Snippet...

At the emergence of the Christmas stocking tradition, there was still something very exotic about the gift of the citrus fruit in wintry Europe, which speaks to another theory as to why the orange ended up embedded into the story of Christmas.
 
Joined
Jan 24, 2013
Messages
8,351
#10
And this year, $220 for a prime rib roast at Costco! I thought my wife was joking when she called me and told me how much. I just said, "Ha,ha." When she got home and showed me I was stunned!
 

Ole Miss

Sergeant Major
Forum Host
Silver Patron
Joined
Dec 9, 2017
Messages
2,377
Location
North Mississippi
#11
The greatest Christmas meal are the iced sugar cookies my granddaughters make! Along with the tea party of course!!’
Regards
David
 
Joined
Nov 12, 2014
Messages
68
#12
I always enjoy the Christmas tradition posts and period cards and illustrations. Thanks to everyone!
I am curious if anyone remembers the Christmas card someone posted last year which depicted a dead bird?

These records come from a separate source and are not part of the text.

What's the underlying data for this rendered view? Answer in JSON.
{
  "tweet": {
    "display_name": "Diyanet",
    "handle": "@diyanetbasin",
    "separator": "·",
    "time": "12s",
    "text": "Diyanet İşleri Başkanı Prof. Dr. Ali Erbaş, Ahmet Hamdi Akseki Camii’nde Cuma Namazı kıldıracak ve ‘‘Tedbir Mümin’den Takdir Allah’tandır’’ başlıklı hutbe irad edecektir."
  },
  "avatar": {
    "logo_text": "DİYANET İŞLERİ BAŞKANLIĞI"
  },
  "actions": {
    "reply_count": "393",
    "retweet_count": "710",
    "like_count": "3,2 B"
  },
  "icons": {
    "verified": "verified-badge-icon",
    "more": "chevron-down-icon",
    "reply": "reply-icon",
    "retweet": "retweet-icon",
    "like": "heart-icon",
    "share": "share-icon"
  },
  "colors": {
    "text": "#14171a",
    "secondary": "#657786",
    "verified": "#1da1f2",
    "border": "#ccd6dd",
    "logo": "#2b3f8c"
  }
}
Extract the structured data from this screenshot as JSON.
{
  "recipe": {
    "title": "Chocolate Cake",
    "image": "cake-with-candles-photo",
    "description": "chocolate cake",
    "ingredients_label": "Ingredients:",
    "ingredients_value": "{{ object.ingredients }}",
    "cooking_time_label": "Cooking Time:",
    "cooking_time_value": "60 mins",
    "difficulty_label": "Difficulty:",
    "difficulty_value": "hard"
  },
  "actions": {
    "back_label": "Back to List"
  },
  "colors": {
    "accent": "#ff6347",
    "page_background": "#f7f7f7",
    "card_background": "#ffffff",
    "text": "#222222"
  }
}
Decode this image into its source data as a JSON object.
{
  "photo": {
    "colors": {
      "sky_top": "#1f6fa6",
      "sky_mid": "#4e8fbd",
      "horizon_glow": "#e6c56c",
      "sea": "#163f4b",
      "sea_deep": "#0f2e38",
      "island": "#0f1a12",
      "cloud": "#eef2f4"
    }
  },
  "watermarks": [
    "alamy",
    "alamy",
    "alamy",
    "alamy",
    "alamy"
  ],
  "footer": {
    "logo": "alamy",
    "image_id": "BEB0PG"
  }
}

I may have discovered a possible explanation in a period bird book titled, “Wilson’s American Ornithology.”
This book mentions several species of birds which were hunted for the table, species that I don’t think we now consider as “game birds.” Among those listed were; the American Robin (these were also successfully raised in cages), the Great American Shrike, the Gold Winged Woodpecker, and the Cedar Bird — now know as the Cedar Waxwing.
The Cedar Bird was especially popular because flocks would gorge on fruit to the point they were unable to fly and could be easily gathered in baskets.
“They became very fat during the season of fruits, and are then so tender and juicy as to be sought after by every epicurefor the table, a basket of these birds is sometimes sent as a Christmas present.”
 

Similar threads




(Membership has it privileges! To remove this ad: Register NOW!)
Top